── MATERIAL PROVIDED ──
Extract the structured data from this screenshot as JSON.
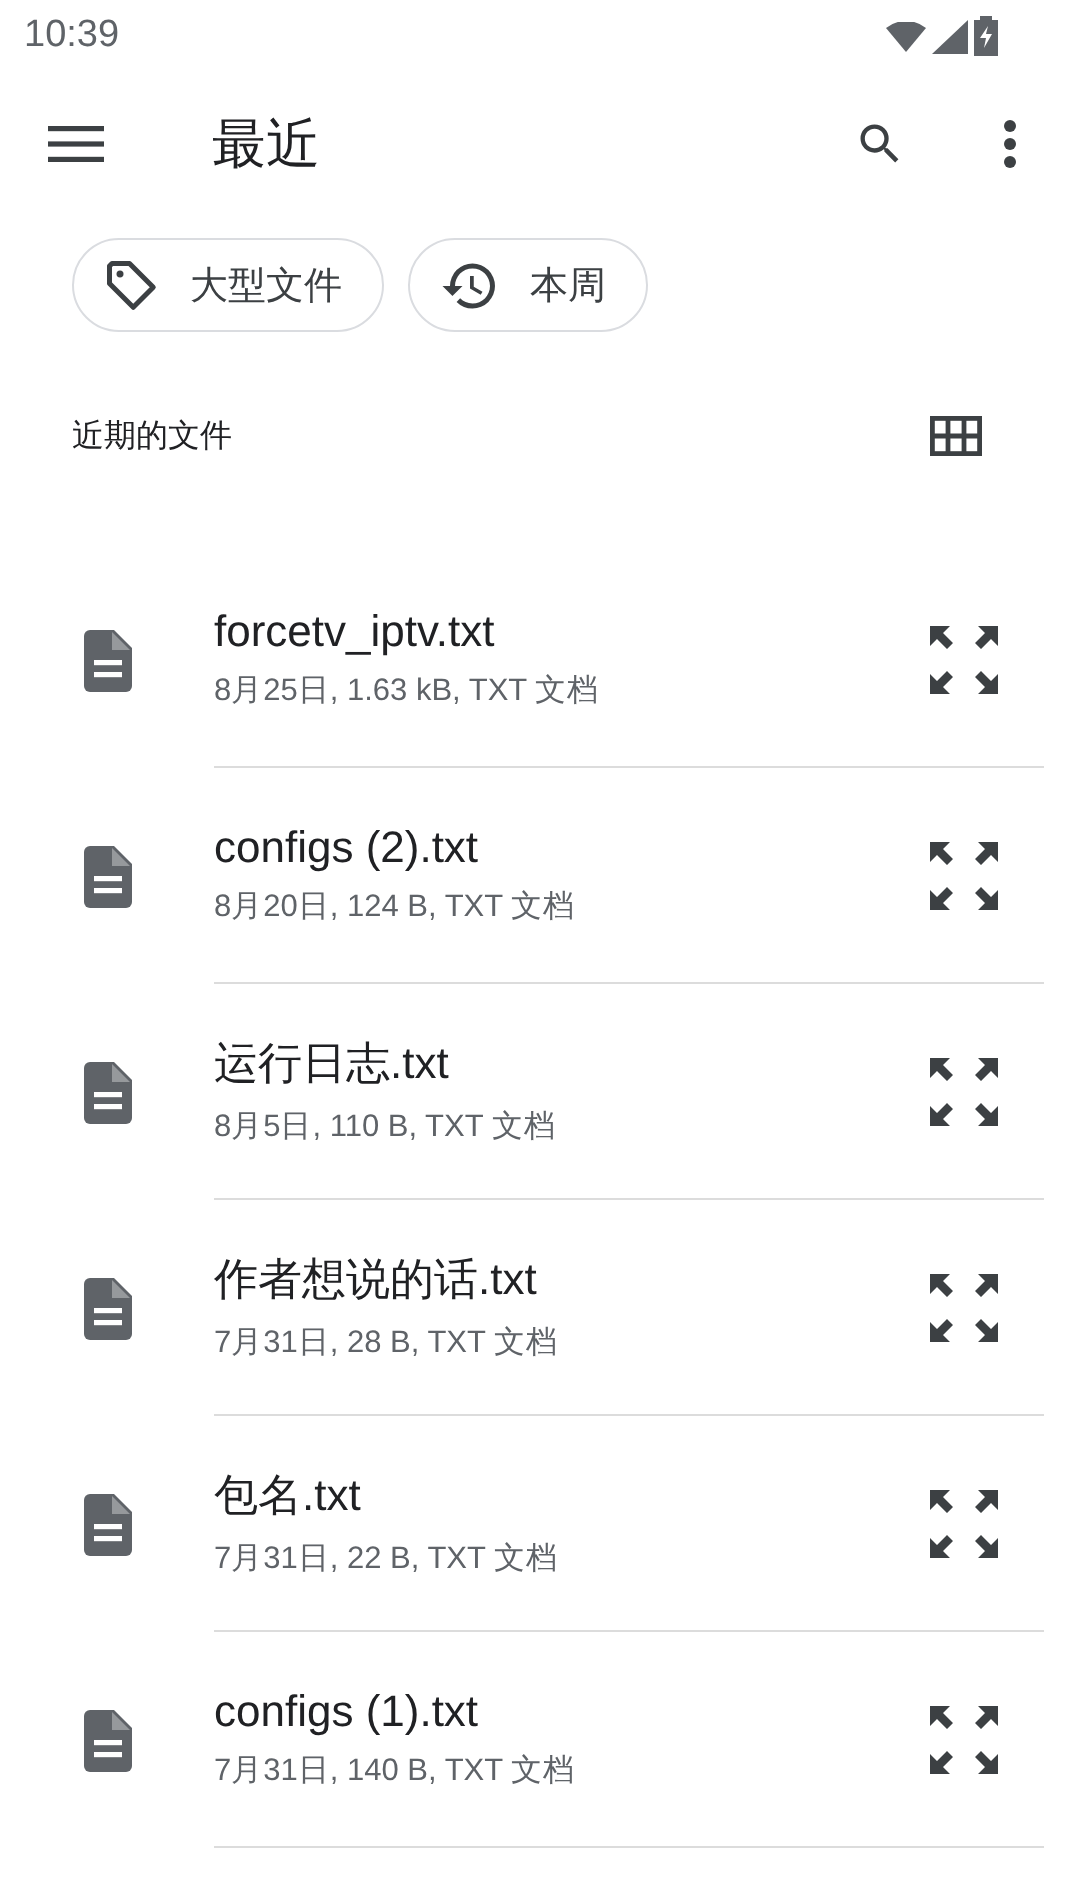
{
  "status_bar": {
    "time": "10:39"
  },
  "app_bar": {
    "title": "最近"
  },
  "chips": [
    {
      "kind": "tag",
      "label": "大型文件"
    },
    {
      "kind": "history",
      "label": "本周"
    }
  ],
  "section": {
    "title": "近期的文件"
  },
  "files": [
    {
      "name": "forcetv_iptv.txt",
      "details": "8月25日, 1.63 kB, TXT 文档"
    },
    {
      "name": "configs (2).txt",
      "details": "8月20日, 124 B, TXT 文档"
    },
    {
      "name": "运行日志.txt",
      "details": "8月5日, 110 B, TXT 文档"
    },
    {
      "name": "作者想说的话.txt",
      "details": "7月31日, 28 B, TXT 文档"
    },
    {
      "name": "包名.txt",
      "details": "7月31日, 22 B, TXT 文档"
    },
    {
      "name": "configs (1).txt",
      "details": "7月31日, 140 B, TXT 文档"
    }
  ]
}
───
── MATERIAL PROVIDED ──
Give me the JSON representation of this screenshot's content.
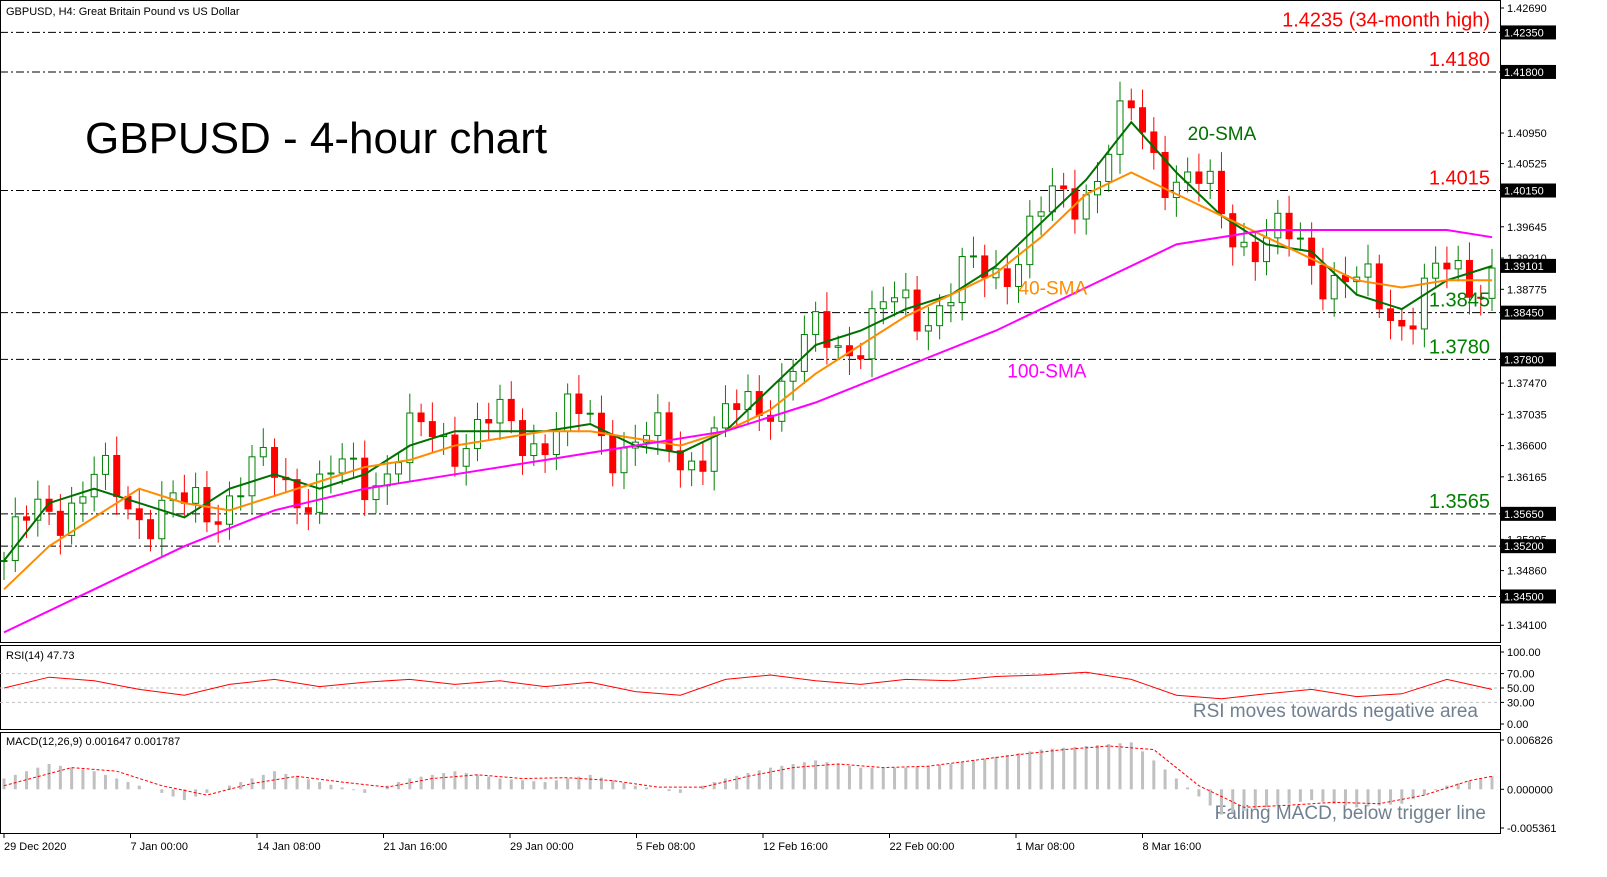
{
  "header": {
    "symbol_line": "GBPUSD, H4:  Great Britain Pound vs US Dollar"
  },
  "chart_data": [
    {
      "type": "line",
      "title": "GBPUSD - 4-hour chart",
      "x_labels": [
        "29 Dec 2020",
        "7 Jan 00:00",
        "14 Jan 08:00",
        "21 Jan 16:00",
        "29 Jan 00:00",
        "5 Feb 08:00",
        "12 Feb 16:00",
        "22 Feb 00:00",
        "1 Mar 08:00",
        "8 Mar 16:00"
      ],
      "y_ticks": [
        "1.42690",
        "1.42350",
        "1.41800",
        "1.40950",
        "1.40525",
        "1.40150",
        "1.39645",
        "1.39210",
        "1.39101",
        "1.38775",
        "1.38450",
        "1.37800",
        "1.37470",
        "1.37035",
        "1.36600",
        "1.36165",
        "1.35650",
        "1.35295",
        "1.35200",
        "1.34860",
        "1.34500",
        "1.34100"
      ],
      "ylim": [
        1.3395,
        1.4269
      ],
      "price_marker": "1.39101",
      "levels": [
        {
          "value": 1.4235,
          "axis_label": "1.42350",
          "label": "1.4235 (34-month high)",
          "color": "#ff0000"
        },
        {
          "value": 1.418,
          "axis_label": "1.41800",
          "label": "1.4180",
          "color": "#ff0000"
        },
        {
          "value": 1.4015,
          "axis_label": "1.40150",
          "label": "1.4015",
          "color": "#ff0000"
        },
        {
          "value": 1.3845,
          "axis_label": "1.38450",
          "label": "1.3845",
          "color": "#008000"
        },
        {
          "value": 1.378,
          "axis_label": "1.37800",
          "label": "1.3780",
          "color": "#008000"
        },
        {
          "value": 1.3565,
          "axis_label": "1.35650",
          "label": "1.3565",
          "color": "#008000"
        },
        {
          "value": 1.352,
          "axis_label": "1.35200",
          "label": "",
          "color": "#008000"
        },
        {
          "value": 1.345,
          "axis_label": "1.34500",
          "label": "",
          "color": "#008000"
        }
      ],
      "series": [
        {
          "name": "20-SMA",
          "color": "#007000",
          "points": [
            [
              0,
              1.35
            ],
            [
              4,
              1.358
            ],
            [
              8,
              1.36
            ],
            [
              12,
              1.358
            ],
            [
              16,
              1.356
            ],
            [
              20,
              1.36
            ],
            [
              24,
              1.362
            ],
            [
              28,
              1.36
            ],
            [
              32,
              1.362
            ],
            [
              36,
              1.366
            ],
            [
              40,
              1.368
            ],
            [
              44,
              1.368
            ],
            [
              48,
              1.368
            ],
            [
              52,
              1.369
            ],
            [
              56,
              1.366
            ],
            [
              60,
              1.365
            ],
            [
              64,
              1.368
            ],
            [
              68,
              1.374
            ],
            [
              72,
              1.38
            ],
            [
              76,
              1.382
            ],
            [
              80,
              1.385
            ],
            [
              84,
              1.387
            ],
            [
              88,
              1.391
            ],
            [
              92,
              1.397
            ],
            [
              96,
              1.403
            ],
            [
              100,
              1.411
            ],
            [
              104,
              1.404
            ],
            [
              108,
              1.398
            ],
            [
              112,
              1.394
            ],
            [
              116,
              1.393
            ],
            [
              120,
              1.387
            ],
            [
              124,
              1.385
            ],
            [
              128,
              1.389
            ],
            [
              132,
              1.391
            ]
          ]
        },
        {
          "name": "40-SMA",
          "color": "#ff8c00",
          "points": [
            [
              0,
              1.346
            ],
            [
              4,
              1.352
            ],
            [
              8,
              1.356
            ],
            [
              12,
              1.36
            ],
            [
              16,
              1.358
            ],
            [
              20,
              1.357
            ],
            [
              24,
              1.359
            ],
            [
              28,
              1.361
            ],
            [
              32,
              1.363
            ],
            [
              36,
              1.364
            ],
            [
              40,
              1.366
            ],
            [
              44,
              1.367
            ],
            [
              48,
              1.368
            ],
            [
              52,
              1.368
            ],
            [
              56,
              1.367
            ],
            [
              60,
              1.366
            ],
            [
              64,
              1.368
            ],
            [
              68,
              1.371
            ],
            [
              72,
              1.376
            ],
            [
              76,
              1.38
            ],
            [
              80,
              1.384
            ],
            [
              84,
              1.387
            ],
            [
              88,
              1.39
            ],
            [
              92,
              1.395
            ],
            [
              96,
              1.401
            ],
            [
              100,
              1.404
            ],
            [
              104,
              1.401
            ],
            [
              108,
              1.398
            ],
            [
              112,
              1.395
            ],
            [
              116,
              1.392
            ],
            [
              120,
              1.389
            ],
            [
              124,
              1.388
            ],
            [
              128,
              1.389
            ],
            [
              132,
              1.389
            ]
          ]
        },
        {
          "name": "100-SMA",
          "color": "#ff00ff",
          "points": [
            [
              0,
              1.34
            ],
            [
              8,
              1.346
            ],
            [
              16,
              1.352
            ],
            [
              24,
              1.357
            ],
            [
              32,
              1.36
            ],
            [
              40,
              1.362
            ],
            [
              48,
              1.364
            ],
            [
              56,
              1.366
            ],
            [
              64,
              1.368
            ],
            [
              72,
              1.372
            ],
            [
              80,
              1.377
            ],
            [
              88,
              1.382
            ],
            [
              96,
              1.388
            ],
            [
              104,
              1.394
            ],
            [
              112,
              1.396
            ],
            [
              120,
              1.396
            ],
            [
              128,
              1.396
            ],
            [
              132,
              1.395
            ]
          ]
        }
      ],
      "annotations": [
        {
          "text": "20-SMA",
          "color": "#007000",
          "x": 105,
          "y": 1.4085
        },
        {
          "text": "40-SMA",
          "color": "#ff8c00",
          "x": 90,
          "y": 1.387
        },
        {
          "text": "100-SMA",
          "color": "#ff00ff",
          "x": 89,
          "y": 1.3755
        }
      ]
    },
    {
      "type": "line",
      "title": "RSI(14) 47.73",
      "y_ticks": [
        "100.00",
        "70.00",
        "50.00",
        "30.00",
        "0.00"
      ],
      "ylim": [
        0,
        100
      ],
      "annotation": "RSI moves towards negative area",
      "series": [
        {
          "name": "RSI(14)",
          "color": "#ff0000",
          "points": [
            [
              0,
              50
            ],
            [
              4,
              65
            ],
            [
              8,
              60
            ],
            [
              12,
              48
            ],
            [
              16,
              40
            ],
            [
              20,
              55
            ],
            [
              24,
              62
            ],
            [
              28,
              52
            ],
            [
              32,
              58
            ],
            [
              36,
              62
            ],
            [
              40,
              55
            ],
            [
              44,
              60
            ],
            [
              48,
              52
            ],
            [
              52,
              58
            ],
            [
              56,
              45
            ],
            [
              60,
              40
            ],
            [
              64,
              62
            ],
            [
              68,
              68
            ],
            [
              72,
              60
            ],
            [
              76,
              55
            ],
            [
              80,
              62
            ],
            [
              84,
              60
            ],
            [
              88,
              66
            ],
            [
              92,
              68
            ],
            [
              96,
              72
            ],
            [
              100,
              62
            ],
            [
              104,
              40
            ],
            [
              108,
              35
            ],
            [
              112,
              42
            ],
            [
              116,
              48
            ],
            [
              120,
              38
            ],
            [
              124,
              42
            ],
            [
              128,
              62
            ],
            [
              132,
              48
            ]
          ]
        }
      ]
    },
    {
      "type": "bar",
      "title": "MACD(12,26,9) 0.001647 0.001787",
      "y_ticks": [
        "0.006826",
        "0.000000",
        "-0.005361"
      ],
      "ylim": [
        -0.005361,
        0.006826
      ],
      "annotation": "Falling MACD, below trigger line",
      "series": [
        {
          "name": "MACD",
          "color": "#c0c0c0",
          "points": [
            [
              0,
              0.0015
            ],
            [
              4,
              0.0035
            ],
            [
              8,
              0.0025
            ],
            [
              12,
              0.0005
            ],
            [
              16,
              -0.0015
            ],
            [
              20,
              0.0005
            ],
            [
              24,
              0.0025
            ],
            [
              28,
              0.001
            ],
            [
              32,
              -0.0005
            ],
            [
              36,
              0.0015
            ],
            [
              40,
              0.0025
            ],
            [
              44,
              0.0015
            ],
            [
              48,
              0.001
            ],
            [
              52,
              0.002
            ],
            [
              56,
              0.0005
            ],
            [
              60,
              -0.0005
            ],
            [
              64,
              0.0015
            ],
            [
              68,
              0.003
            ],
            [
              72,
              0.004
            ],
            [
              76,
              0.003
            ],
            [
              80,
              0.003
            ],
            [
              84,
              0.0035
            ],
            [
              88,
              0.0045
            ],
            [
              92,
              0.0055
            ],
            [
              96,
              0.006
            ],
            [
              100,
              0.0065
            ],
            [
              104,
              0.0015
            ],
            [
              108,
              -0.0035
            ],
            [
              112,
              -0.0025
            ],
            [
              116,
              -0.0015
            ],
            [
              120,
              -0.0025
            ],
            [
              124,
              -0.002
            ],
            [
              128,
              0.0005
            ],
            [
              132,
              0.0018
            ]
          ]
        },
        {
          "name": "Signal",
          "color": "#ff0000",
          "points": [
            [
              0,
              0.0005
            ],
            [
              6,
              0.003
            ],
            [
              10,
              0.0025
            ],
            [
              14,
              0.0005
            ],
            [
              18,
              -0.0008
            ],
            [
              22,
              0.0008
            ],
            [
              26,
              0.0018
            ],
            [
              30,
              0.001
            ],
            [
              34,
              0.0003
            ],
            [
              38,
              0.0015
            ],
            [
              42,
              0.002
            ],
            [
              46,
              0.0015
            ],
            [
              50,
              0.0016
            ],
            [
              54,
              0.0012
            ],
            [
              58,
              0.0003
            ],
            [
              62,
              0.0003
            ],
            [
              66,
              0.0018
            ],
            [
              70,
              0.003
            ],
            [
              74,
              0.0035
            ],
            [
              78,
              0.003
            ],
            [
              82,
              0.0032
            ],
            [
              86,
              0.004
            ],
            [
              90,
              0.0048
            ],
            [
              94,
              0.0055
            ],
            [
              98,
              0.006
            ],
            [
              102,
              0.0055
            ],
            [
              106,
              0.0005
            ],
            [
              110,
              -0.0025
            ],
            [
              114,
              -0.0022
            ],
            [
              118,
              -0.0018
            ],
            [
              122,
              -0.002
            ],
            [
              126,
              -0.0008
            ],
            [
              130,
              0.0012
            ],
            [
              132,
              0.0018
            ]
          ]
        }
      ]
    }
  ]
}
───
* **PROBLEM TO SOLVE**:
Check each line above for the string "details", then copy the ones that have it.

* **EXERCISE RESULT**:
      "details": "8月25日, 1.63 kB, TXT 文档"
      "details": "8月20日, 124 B, TXT 文档"
      "details": "8月5日, 110 B, TXT 文档"
      "details": "7月31日, 28 B, TXT 文档"
      "details": "7月31日, 22 B, TXT 文档"
      "details": "7月31日, 140 B, TXT 文档"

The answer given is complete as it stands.